Zemene Yohannes, CareEpilepsy’s Media and Communication Advisor was Master of Ceremonies for the day. Dr. Tedla W.Giorgis, Mental Health Advisor to the Ministry of Health gave the opening speech and committed to support our programme. Dr Abenet Tafese, Consultant Neurologist also spoke about epilepsy and the effects of epilepsy on a person’s quality of life.  He also highlighted the need for epilepsy specialist clinicians and nurses to provide the service. Following this, Enat Yewnetu, CEO/Founder explained the vision and mission of CareEpilepsy and the reasons for the event.

A dozen or so professional actors enacted a 20-minute drama imitating a seizure, and showing the correct First Aid response. Importantly, they showed how to put someone into the recovery position. This drama brought a great response from the walkers and onlookers.

Tigray

We gained the active participation of some of the regional governments, and this section focuses on the work done in Mekele, the capital of Tigray region, located about 800 kilometers north of Addis Ababa. Ayder hospital in Mekele was heavily involved in the National Epilepsy Week programme, led by Professor Kinfe.  Leaflets, in Amharic and Tigrinya, were distributed and Professor Kinfe manned a phone-in on successive days on Radio FM 102.2, a station covering the entire region. He answered questions from the public and provided helpful information on epilepsy.

Tigray’s regional health office has welcomed CareEpilepsy with open arms, and is interested in discussing the possibility of collaboration/partnership with our projects.

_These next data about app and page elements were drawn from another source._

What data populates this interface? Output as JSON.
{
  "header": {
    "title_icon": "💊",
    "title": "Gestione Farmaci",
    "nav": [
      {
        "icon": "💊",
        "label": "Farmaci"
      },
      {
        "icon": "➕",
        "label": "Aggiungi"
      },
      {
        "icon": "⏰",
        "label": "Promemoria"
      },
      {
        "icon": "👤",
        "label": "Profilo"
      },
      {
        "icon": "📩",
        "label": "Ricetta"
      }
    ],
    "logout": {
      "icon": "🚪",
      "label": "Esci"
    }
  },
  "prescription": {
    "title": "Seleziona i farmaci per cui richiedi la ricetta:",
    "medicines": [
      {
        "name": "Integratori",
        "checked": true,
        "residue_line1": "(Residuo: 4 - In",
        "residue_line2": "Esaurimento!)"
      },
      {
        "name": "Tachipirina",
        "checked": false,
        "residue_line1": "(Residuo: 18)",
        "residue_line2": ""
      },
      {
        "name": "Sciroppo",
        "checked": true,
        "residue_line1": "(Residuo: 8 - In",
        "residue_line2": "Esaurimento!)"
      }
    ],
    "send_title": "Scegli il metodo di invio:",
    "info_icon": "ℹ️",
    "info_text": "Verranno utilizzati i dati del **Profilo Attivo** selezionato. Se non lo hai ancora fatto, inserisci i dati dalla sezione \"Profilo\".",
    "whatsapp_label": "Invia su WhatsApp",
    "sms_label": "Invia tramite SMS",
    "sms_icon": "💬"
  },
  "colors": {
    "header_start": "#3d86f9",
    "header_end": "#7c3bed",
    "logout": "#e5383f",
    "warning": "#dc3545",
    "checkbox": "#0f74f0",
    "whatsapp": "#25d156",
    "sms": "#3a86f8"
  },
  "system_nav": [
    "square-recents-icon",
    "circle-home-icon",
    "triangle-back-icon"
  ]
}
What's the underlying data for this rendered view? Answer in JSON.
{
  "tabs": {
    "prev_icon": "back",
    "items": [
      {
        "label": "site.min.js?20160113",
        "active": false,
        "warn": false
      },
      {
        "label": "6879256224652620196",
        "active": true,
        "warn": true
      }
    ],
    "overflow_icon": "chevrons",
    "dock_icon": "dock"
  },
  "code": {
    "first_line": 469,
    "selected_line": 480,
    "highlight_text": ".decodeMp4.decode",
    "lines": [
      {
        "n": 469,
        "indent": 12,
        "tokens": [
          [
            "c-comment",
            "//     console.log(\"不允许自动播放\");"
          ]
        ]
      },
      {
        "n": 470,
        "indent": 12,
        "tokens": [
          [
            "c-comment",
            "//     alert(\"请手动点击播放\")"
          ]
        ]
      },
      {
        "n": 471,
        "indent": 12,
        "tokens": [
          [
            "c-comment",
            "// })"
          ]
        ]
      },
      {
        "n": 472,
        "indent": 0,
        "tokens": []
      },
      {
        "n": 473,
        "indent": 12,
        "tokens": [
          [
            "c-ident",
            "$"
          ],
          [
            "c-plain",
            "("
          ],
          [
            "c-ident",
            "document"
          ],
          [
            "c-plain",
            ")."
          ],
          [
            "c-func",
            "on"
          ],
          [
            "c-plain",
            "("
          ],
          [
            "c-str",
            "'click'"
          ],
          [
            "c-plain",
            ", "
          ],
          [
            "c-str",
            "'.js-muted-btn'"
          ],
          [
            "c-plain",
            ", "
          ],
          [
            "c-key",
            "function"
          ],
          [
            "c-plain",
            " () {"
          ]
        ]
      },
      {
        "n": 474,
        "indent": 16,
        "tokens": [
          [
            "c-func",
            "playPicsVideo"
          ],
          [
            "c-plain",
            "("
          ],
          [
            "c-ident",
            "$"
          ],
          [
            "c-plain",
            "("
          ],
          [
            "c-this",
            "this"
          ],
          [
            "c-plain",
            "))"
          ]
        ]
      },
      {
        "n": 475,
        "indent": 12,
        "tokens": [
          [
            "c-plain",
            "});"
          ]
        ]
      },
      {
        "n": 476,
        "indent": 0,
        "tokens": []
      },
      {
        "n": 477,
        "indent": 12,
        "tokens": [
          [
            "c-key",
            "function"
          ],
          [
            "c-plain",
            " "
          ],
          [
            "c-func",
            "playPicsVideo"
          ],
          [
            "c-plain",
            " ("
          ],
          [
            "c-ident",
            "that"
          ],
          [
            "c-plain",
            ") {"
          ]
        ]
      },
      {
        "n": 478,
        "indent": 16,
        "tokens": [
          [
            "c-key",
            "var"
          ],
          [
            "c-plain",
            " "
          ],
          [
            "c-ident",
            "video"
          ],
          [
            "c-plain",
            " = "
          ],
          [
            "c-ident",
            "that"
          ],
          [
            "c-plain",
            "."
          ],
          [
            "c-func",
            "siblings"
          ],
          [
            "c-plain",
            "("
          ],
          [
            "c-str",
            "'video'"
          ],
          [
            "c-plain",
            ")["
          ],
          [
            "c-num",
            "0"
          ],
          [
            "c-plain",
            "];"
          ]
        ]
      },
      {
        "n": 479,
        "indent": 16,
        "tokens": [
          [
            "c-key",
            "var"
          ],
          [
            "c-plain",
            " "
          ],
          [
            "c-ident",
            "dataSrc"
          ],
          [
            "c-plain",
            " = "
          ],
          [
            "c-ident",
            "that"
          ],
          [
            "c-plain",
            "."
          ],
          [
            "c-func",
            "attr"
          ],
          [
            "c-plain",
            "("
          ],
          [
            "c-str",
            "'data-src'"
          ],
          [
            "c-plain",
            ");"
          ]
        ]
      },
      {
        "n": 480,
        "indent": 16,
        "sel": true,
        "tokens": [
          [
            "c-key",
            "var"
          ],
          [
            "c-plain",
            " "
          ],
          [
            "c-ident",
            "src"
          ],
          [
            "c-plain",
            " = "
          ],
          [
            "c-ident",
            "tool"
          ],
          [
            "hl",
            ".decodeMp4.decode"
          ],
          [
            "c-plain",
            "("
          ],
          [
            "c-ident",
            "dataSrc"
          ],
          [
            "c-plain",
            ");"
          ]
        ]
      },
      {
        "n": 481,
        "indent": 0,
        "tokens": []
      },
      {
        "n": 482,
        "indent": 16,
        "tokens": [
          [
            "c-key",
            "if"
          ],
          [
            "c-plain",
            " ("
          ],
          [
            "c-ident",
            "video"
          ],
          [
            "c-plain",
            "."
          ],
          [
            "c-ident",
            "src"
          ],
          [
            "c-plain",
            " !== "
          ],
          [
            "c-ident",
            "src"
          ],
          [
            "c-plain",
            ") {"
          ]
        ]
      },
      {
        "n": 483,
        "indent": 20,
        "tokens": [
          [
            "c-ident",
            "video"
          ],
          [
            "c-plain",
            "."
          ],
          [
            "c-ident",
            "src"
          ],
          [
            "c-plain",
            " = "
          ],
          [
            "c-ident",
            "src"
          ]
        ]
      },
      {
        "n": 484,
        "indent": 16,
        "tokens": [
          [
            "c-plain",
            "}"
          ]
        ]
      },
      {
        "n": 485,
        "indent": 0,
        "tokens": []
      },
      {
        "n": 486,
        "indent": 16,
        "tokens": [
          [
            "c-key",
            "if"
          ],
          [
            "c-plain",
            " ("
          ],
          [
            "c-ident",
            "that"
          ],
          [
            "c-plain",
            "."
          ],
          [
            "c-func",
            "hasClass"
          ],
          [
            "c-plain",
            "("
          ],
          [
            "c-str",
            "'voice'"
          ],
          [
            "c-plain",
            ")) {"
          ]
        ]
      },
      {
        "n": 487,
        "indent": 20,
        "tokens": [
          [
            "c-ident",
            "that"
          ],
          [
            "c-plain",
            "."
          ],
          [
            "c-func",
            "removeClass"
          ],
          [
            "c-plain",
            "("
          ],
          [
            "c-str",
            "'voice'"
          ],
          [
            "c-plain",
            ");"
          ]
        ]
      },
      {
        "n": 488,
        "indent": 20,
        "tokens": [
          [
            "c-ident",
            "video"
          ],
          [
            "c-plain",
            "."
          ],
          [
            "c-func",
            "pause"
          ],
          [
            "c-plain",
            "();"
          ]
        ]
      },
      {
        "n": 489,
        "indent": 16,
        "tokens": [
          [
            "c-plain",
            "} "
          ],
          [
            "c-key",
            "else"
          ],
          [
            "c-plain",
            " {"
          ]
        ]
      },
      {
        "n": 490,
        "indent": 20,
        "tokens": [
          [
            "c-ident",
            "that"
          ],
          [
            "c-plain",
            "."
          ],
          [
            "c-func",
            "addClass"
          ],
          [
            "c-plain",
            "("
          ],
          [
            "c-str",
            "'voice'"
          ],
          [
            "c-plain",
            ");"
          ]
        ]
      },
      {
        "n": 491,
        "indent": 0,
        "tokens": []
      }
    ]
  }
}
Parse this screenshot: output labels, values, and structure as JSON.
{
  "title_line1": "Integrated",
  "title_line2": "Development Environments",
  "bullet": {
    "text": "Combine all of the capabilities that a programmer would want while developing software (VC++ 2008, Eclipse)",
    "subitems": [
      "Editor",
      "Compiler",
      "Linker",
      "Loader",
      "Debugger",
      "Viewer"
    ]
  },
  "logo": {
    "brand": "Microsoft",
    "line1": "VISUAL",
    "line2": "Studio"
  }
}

Oromia

Jimma University is very supportive of our work and the event was positively accepted and financially supported. Information leaflets in Amharic and Oromo were sent out to the region to be distributed in the university, the hospital and in all health centres.